- 6-8 garlic cloves, minced
- 1-2 bay leaves
- salt and pepper, to taste
- 8-10 cups homemade turkey stock or canned/boxed chicken stock, plus more for thinning
- 3-4 cups leftover smoked or regular turkey, cubed or shredded
- 1 24-ounce package frozen dumplings
In a large dutch oven or stock pot over medium heat, sweat the onion, carrots and celery with the lid on, stirring occasionally, for about fifteen minutes or until beginning to soften. Season slightly with salt and pepper. Do not discard any liquid that forms in the pan.

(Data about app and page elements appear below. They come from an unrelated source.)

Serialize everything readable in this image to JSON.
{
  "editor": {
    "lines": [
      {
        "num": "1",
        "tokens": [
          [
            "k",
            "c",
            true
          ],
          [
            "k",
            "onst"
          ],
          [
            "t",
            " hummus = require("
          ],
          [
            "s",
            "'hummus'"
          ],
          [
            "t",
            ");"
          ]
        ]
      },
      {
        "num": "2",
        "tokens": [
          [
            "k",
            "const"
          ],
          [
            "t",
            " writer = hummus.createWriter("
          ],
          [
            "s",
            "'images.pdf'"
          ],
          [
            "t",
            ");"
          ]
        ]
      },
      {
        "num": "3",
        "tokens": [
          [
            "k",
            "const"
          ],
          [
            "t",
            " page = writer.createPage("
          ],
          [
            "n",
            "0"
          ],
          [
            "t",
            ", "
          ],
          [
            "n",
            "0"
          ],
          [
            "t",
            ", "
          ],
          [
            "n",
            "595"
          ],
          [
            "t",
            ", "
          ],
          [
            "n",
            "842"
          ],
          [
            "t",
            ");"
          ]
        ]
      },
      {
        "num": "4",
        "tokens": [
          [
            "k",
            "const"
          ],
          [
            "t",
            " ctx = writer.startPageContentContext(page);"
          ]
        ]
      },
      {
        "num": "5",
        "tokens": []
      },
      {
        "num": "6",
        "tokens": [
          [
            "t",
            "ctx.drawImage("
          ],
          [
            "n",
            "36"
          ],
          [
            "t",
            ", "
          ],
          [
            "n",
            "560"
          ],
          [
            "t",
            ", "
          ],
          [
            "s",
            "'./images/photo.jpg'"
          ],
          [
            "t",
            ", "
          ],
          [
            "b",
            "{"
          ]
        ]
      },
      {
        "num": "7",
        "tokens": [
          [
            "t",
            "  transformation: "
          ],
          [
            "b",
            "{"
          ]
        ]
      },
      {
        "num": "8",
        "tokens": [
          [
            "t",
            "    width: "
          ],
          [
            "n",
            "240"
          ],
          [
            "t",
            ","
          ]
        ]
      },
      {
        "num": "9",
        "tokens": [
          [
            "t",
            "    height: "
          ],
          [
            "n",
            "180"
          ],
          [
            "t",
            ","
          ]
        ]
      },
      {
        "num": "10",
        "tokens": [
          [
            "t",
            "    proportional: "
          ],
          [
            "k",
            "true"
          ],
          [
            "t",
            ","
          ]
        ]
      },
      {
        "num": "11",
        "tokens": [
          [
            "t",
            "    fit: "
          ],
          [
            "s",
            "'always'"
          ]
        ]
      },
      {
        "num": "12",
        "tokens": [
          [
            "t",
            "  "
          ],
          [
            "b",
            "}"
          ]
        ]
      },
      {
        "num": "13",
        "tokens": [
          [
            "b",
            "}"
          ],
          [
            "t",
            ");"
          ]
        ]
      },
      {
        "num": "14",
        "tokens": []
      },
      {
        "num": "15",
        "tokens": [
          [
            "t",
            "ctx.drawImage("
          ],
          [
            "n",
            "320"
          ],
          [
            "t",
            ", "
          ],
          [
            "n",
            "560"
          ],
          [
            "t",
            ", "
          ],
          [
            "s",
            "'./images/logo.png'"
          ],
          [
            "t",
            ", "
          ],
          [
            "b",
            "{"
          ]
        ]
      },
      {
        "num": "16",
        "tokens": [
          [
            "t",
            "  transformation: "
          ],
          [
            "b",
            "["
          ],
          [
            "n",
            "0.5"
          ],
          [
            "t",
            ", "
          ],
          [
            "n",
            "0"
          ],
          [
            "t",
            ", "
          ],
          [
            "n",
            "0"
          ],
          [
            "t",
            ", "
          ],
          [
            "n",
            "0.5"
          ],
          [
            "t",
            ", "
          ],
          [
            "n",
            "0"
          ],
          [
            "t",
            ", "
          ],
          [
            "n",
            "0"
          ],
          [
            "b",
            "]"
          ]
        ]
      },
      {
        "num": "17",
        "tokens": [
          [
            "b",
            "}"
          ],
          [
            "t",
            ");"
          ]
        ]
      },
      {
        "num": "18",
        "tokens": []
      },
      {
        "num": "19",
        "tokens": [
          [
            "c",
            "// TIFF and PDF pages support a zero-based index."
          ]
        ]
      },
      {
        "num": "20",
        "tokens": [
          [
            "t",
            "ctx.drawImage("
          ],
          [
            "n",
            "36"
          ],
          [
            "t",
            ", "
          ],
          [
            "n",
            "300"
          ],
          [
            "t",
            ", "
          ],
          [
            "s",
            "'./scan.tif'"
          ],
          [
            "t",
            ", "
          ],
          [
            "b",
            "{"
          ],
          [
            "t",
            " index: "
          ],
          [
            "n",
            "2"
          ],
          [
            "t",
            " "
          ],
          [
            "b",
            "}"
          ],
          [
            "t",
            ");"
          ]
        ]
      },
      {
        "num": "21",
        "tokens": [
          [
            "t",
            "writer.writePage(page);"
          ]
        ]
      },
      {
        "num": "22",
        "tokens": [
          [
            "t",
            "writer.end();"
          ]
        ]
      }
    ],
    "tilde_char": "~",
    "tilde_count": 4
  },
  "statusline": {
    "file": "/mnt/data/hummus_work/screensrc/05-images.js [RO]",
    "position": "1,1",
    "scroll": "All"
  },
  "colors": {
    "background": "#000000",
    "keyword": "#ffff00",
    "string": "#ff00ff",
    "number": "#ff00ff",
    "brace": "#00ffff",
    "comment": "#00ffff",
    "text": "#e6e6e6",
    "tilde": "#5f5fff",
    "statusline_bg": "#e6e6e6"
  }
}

Add in the fresh herbs and garlic, saute for about 3 to 4 minutes. Add the 8-9 cups turkey or chicken stock (depending on your preference for how much liquid you like), the bay leaves and the turkey. Bring to a steady simmer and lower heat enough to maintain. Simmer, stirring occasionally, for about an hour to two hours with the lid slightly off to allow steam to escape. The liquid will begin to cook down this way.
Once the liquid has reduced down by about a quarter, begin adding in the frozen dumplings, breaking each dumpling strip into smaller pieces about a half-inch wide (the dumplings expand in the liquid – a lot). Do this for about three to four of the dumplings, then stir the pieces into the stew, repeating until all the dumplings have been incorporated. Season again with salt and pepper if necessary and keep stirring occasionally for about an hour until the dumplings are cooked through. They should be soft but still with a slight chewy bite to them. The liquid will thicken due to the flour on the dumplings. Use any leftover stock to thin the soup out if you prefer, or leave as is. Grab your favorite soup bowl and serve it up. Enjoy!
The stew will continue to thicken and absorb the liquid as it sits. If you have leftovers and prefer them to be a little less thick, add just a little turkey or chicken stock at a time till it regains the consistency you like. This likely will not affect the original flavor much at all since it was concentrated down originally. I’ve never had to adjust anything else after adding more stock to it later. I still want it to be thick, just not so thick it sticks to the spoon when holding it upside down.
How to make your own stock: Save the bones from your cooked turkey or chicken (a little meat left on them is good), even the neck bone and giblets. If you smoked your turkey, reserve a few small pieces of the skin, which is packed with that smokey flavor. Quarter one onion. Rough chop two celery stalks into large chunks. Optional: several sprigs fresh rosemary and/or thyme. Place them all in a large stock pot and fill it almost completely with water, leaving enough room to avoid spillage when it boils. Bring to a boil, then lower heat to maintain a gentle simmer. Simmer for several hours – I did mine for four hours and made about 12 or so cups of stock. Carefully remove any usable meat and set aside to save for your soup (the meat will actually now lack any flavor, but will take on new flavor from all that good stew you’ve made); discard the bones, herbs and vegetables. Strain the liquid into a large bowl to remove any other bits and pieces using a small-holed colander. I just set my colander right in a large 14-cup or so sized bowl and poured the liquid into the colander. As the stock cools, skim off any fat that accumulates on top. You can also chill it overnight and skim the hardened fat off then (thanks for that tip, Mom). You’re ready to make soup with your homemade stock now!
If you find you don’t have quite enough of the homemade stock, just use canned or boxed stock to make up the difference, preferably low-salt so that you control how much salt goes in. Freeze any leftover stock to use later…for more dumplings!